The protester also argued that the Air Force’s requirement for each joint venture member to submit at least one work sample that has been performed on a cost-reimbursement basis was unduly restrictive. The GAO dismissed this argument as premature.
On April 2, 2021 the Government Accountability Office (GAO) issued a decision in the matter of Trademasters Service, Inc. dismissing in part and denying in part a protest that challenged the General Services Administration’s (GSA) establishment of a facilities maintenance and management Blanket Purchase Agreement (BPA). See Trademasters Service, Inc. B-418522.2 et al., April 2, 2021. Specifically, the protester argued that GSA should have conducted a price realism analysis. GAO dismissed this argument for failing to state a valid basis of protest because GSA’s solicitation neither provided for nor permitted a price realism evaluation. The protester also argued that GSA engaged in unequal discussions. The GAO denied this argument as well, maintaining that GSA properly established a competitive range, the protester was excluded from the competitive range, and GSA engaged in permissible discussions with vendors remaining in the competitive range.
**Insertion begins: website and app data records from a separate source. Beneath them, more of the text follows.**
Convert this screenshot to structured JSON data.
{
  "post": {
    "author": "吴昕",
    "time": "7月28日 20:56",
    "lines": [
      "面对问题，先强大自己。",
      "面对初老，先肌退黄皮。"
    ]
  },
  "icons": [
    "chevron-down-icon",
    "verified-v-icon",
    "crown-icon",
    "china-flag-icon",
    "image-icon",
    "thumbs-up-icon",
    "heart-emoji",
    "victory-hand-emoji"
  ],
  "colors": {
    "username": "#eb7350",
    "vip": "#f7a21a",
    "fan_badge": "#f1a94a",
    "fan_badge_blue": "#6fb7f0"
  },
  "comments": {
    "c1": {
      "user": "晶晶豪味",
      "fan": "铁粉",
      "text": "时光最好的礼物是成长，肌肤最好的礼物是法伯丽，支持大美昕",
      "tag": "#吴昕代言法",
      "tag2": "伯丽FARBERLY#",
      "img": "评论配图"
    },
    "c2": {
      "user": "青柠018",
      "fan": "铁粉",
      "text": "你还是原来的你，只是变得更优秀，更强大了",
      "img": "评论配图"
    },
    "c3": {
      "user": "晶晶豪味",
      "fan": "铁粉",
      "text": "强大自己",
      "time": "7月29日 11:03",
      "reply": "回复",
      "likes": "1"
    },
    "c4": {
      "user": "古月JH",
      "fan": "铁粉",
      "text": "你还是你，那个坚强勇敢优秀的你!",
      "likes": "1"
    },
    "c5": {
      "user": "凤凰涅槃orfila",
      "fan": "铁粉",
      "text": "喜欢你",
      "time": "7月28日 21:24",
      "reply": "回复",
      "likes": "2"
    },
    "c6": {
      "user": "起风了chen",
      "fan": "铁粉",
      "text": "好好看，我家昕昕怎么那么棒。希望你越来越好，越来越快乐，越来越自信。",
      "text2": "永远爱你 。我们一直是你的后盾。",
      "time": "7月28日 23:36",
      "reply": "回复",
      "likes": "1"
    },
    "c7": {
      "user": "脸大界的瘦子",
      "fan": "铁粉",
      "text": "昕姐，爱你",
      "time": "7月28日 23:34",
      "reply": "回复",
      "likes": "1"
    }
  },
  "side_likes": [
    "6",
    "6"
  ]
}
On March 26, 2021 the Government Accountability Office (GAO) issued a decision in the matter of Cydecor, Inc. B-418165.5, denying a protest that challenged the Department of the Navy’s (DoN) decision to exclude the protester’s expired proposal from the competition. The GAO based its decision on the fact that the agency record showed that the protester neglected to extend the validity of its proposal, despite having been requested to do so by the DoN and, importantly, that the DoN’s reevaluation of proposals pursuant to corrective action did not toll the expiration of the proposal’s validity.